North Tees and Hartlepool Foundation Trust last month announced its plans to shift services into a new hospital were “paused” until after the general election after failing to secure approval for its PF2 bid.
The trust had sought £100m public funding towards the cost of the hospital in addition to the £200m it hoped to secure from private sector lenders.
Its decision to pause its application comes after the Royal National Orthopaedic Hospital Trust withdrew its bid for a place on the PF2 programme.
A spokesman for RNOH told HSJ it was seeking to fund the £90m project through public capital or loan funding instead of PF2. “Our original tender did not lock us into one particular financing source for this new building so we are carrying on,” he added.
North Tees and Hartlepool FT chief executive Alan Foster said it had been unable to secure approval from the government, leaving it frustrated and confused by the process.
“If PF2 is the way that we’re going to finance new hospital buildings, then we’ve got to find a way to make the policy work, and make the process work for foundation trusts,” he told HSJ.
“We are a flagship foundation trust. We should be able to progress the scheme, but at the moment we just are not able to get a decision,” Mr Foster added.

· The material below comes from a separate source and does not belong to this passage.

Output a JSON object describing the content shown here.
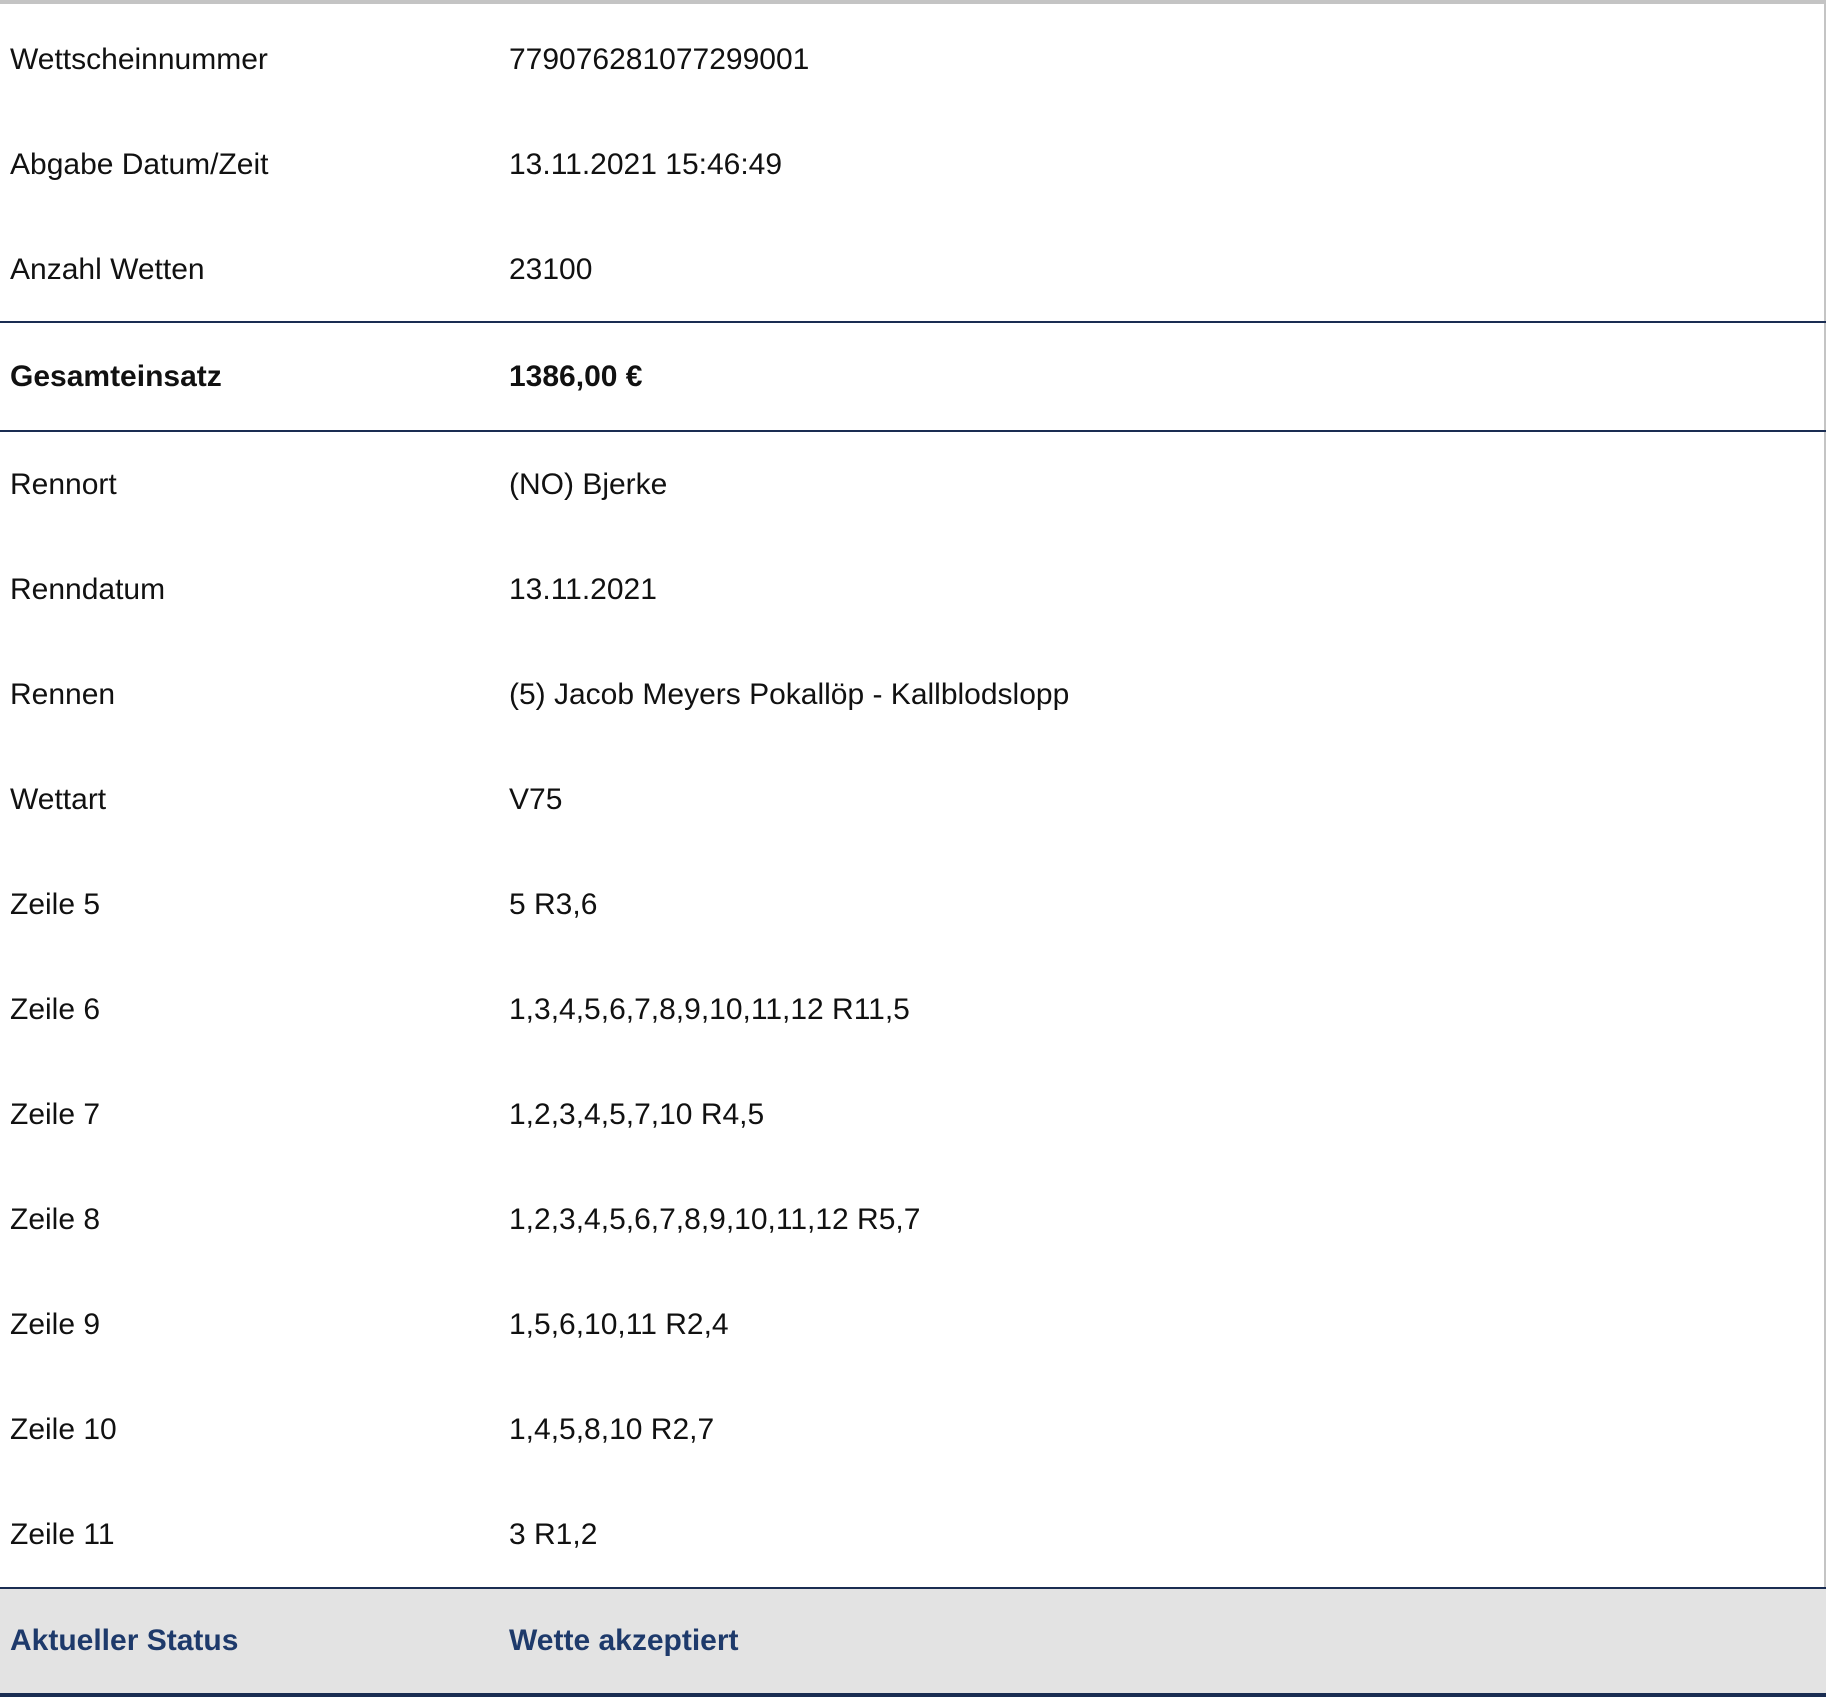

“We’re not able to understand the criteria. We’re not able to convince the regulator. They haven’t even got the bottle to say we don’t support the scheme. We just keep getting kicked around in a process that doesn’t seem to have any end to it.”
Mr Foster’s criticisms of the approvals process comes after the trust’s nine year drive to build a new hospital.

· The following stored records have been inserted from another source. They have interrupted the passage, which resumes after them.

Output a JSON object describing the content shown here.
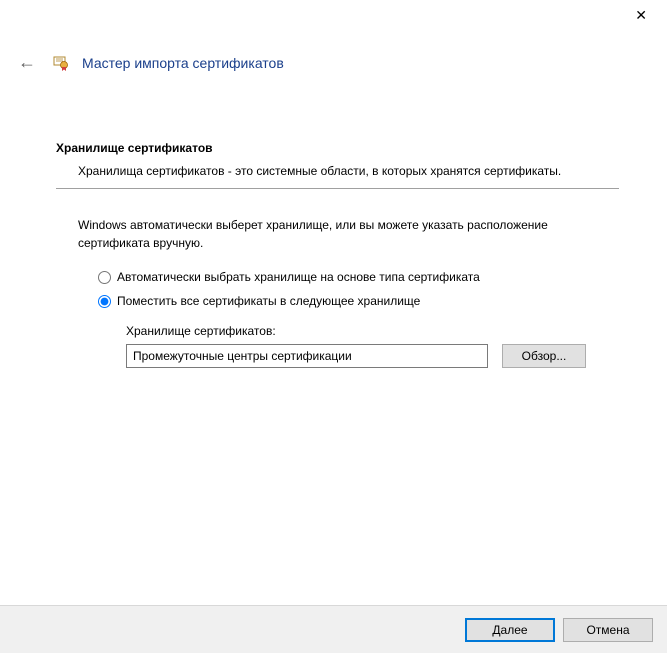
{
  "window": {
    "title": "Мастер импорта сертификатов"
  },
  "section": {
    "heading": "Хранилище сертификатов",
    "description": "Хранилища сертификатов - это системные области, в которых хранятся сертификаты."
  },
  "instruction": "Windows автоматически выберет хранилище, или вы можете указать расположение сертификата вручную.",
  "radios": {
    "auto": "Автоматически выбрать хранилище на основе типа сертификата",
    "place": "Поместить все сертификаты в следующее хранилище",
    "selected": "place"
  },
  "store": {
    "label": "Хранилище сертификатов:",
    "value": "Промежуточные центры сертификации",
    "browse": "Обзор..."
  },
  "footer": {
    "next": "Далее",
    "cancel": "Отмена"
  }
}
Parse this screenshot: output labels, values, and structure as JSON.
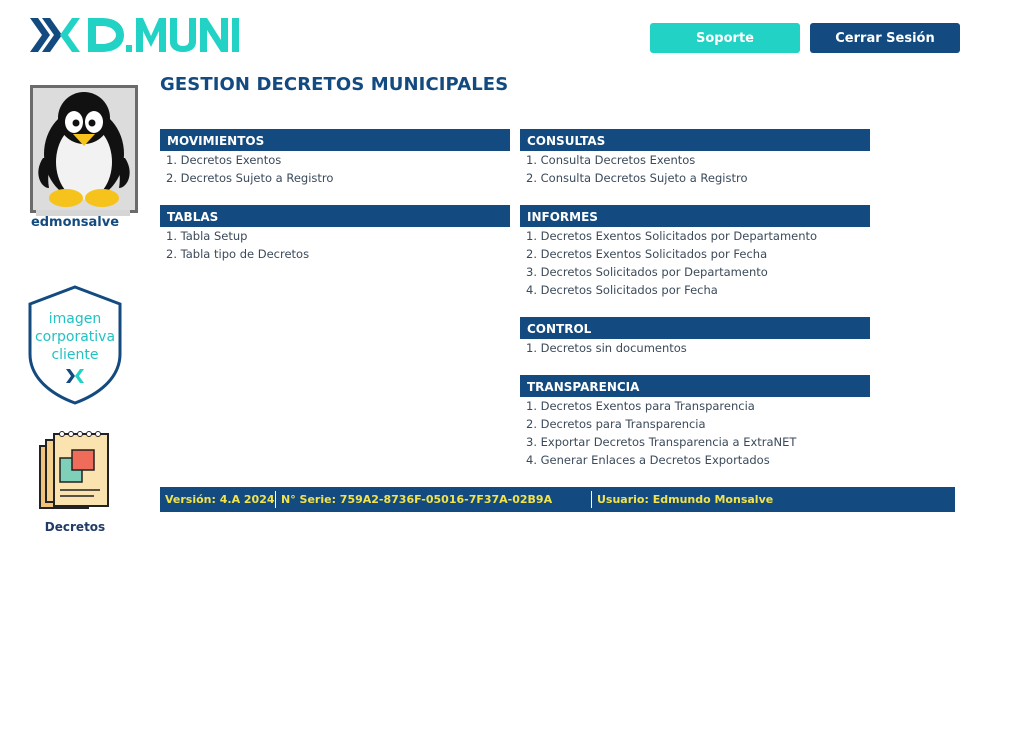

Its plan for a new hospital was originally approved in 2006 by the government’s independent reconfiguration review panel. While an outline business case for public funding was approved in February 2010, this was overturned after the general election.
The trust then applied for a place on the private finance initiative programme before it became “embroiled in reviews”, according to Mr Foster.
An attempt to convince two pension funds to invest in the new hospital in 2012 also failed after they became concerned about the level of risk involved.
“We’ve gone through a whole parliament and we’ve gone backwards,” Mr Foster said.
“All we’re trying to get is an outline business case approved. We’ve still got to do the final design and full business case.
“It just seems bonkers that we’re in this position and we just can’t move it forward.”
A spokewoman for the Department of Health said it would continue to work with the trust once it resumed its work on the new hospital proposals.
Information provided to HSJ